When you have a hip replaced, or even resurfaced, it is important to exercise as soon as possible after surgery. This does not mean you should try and play tennis straight away or run a marathon. It simply means that gentle exercises that gradually increase your muscle and joint health will help you to get your mobility back.

You are likely to be encouraged to get out of bed within 2 or 3 hours after the anaesthetic wears off, usually just from the bed to a chair or commode. This is a crucial stage in your recovery. Movement will improve your circulation and help to prevent blood clots. It will also begin to retrain the muscles in your legs.

Often, people who have hip surgery have been walking poorly for some time. They may have developed a limp or a rolling gait. In extreme cases, the hip joint may have fused, making walking properly impossible.

When you have hip surgery, you mind needs to be retrained in order to send the correct signals to your legs. This takes concentration and patience, but it is definitely worth it. If you don’t intend to get your full mobility back after your operation, there is little point in having the surgery in the first place.
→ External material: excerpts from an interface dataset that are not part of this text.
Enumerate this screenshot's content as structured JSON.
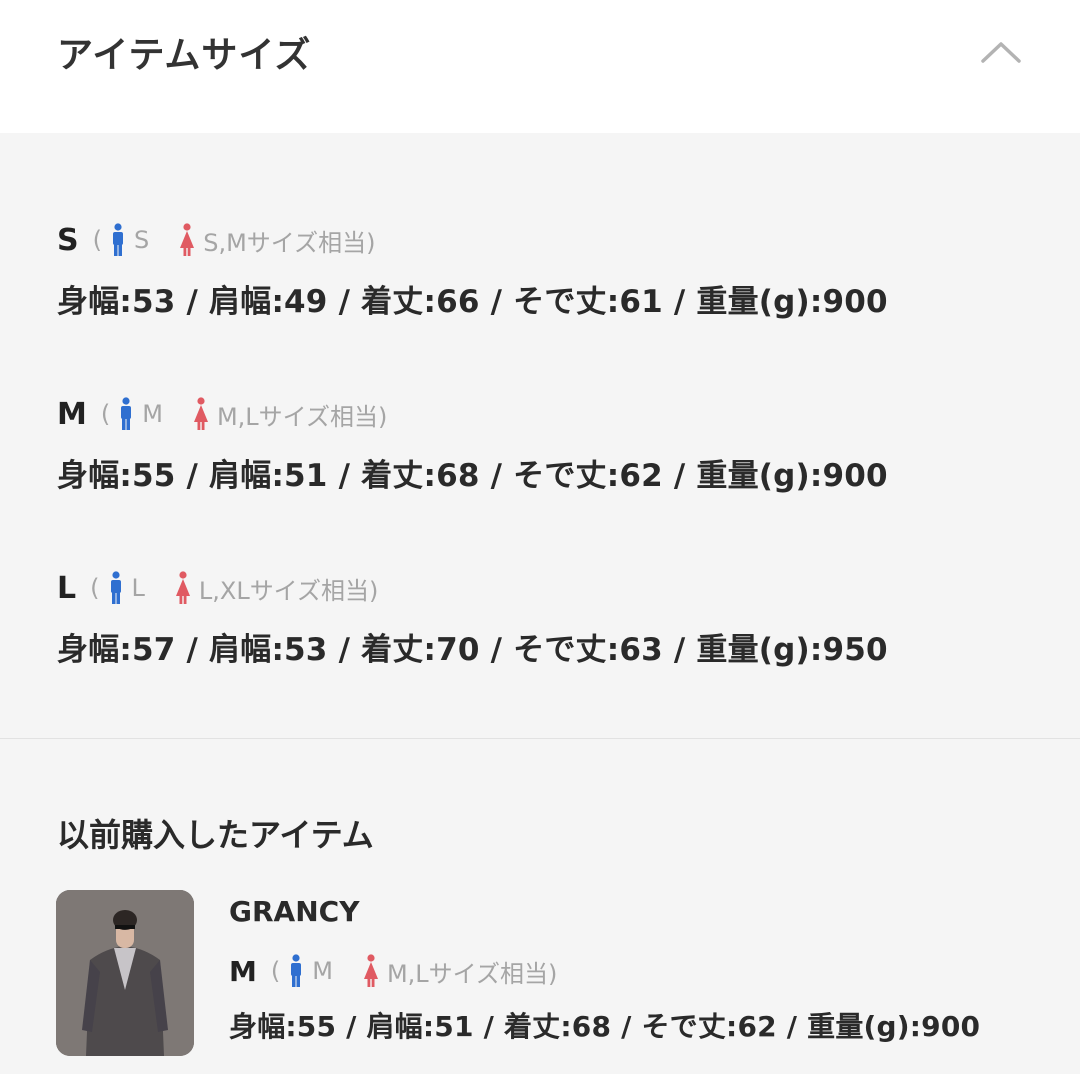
{
  "header": {
    "title": "アイテムサイズ",
    "collapse_icon": "chevron-up-icon"
  },
  "colors": {
    "male": "#2f6fd0",
    "female": "#e05a62",
    "muted": "#a5a5a5"
  },
  "sizes": [
    {
      "code": "S",
      "open": "(",
      "male": "S",
      "female": "S,Mサイズ相当)",
      "measurements": "身幅:53 / 肩幅:49 / 着丈:66 / そで丈:61 / 重量(g):900"
    },
    {
      "code": "M",
      "open": "(",
      "male": "M",
      "female": "M,Lサイズ相当)",
      "measurements": "身幅:55 / 肩幅:51 / 着丈:68 / そで丈:62 / 重量(g):900"
    },
    {
      "code": "L",
      "open": "(",
      "male": "L",
      "female": "L,XLサイズ相当)",
      "measurements": "身幅:57 / 肩幅:53 / 着丈:70 / そで丈:63 / 重量(g):950"
    }
  ],
  "previous": {
    "title": "以前購入したアイテム",
    "brand": "GRANCY",
    "size": {
      "code": "M",
      "open": "(",
      "male": "M",
      "female": "M,Lサイズ相当)",
      "measurements": "身幅:55 / 肩幅:51 / 着丈:68 / そで丈:62 / 重量(g):900"
    }
  }
}
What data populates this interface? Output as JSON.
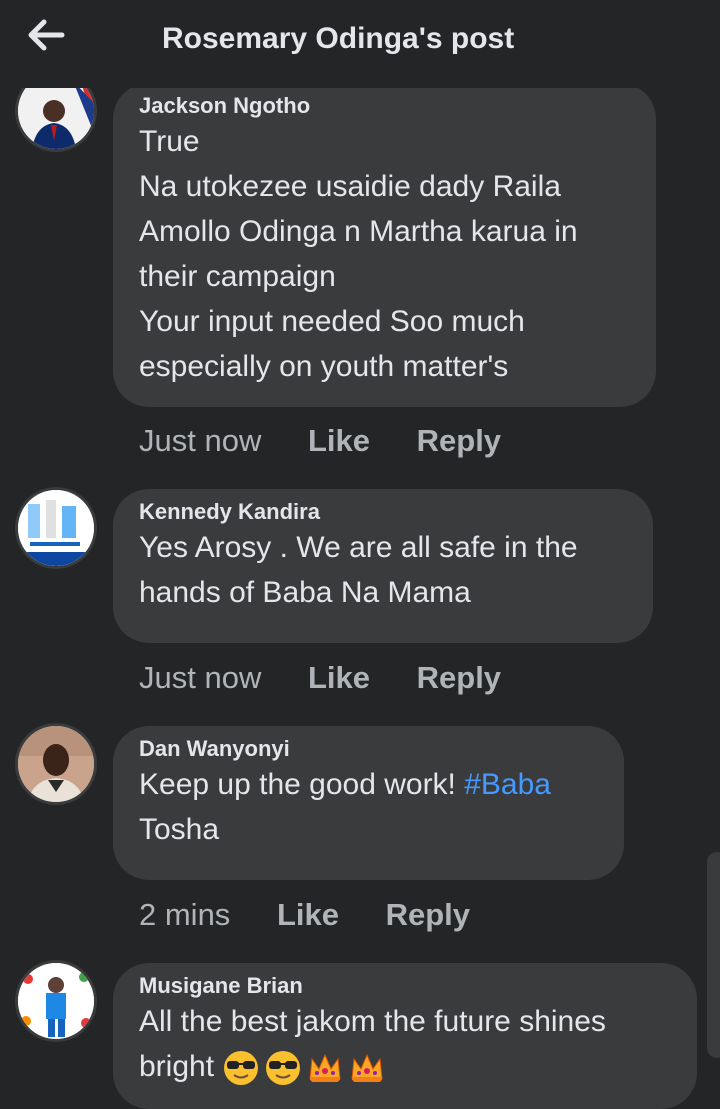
{
  "header": {
    "back_icon": "arrow-left-icon",
    "title": "Rosemary Odinga's post"
  },
  "actions_labels": {
    "like": "Like",
    "reply": "Reply"
  },
  "colors": {
    "background": "#242526",
    "bubble": "#3a3b3c",
    "hashtag": "#4599ff",
    "meta": "#b0b3b8"
  },
  "comments": [
    {
      "name": "Jackson Ngotho",
      "lines": [
        "True",
        "Na utokezee usaidie dady Raila",
        "Amollo Odinga n Martha karua in",
        "their campaign",
        "Your input needed Soo much",
        "especially on youth matter's"
      ],
      "time": "Just now"
    },
    {
      "name": "Kennedy Kandira",
      "lines": [
        "Yes Arosy . We are all safe in the",
        "hands of Baba Na Mama"
      ],
      "time": "Just now"
    },
    {
      "name": "Dan Wanyonyi",
      "line1_text": "Keep up the good work! ",
      "hashtag": "#Baba",
      "line2": "Tosha",
      "time": "2 mins"
    },
    {
      "name": "Musigane Brian",
      "line1": "All the best jakom the future shines",
      "line2": "bright",
      "emojis": [
        "sunglasses-emoji",
        "sunglasses-emoji",
        "crown-emoji",
        "crown-emoji"
      ]
    }
  ]
}
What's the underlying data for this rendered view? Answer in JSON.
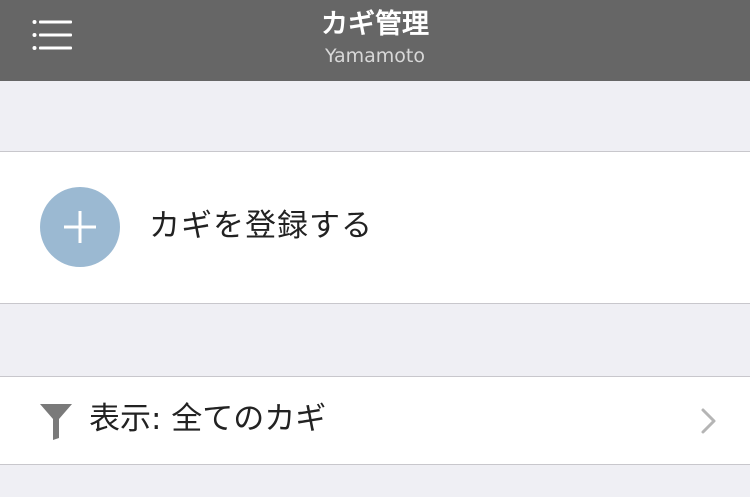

With the aid of a walking frame you should be able to stand and move a few steps at a time within 6 to 12 hours after surgery. You will need to work out your balance, and make sure you keep your new hip joint straight. Twisting will dislocate the joint and set back your recovery.

Once you can stand and walk, you may want to swap to crutches if you were using them pre-surgery. Simply walking around will help your joint and the tissue surrounding it mend. However, to get the most from your new hip, you will need to start doing some gentle exercises 4 or 5 times a day.

Stand up so that your hands rest lightly on the end of the bed frame, or somewhere that is not going to tip over. Keeping your leg straight, gently lift it up and out to the side, and then back to standing again. Do not force it, but aim for an angle of around 20 degrees from vertical to start with, building up gradually to 40 or 45 degrees.

Do this exercise 10 times.

Alternate the first exercise above, with this next one. Stand straight, with your hands on the end of the bed frame. Lift your leg, keeping it and your back straight, out behind you and then back to standing again. You are unlikely to lift it very far, but a little way is better than nothing.

Next, stand side on to the end of the bed frame, with one hand resting on the frame. Bring your knee up, aiming for as close to 45 degrees to your body but no further. Hold for a moment, and then back to standing.

These 3 exercises should be performed as often as possible, gradually extending your range of movement. You can do them on both your operated leg and your un-operated leg. You will find that if you go a day without exercising, your hip muscles will quickly contract and you will not be able to reach the same level of stretching that you had previously. Do not force yourself – if you feel pain, stop.

Once your confidence and movement is improving, another exercise you can do to help regain a centre of balance is a simple gentle squat. Stand near to a wall or chair so that you can stop yourself from falling. Stand on one leg, keeping your raised foot behind you and close to your straight leg. Slowly bend your straight leg so that you begin to dip towards the floor.

Keep your back straight and your arms as close to your sides as possible. Go as low as you can without straining, even if it is just a few inches to start with. Hold the position for a moment, and then slowly stand up straight again.

Repeat 5 to 10 times, 2 or 3 times per day. Combining all of these exercises in the first weeks after your hip operation will help you to regain a good range of mobility.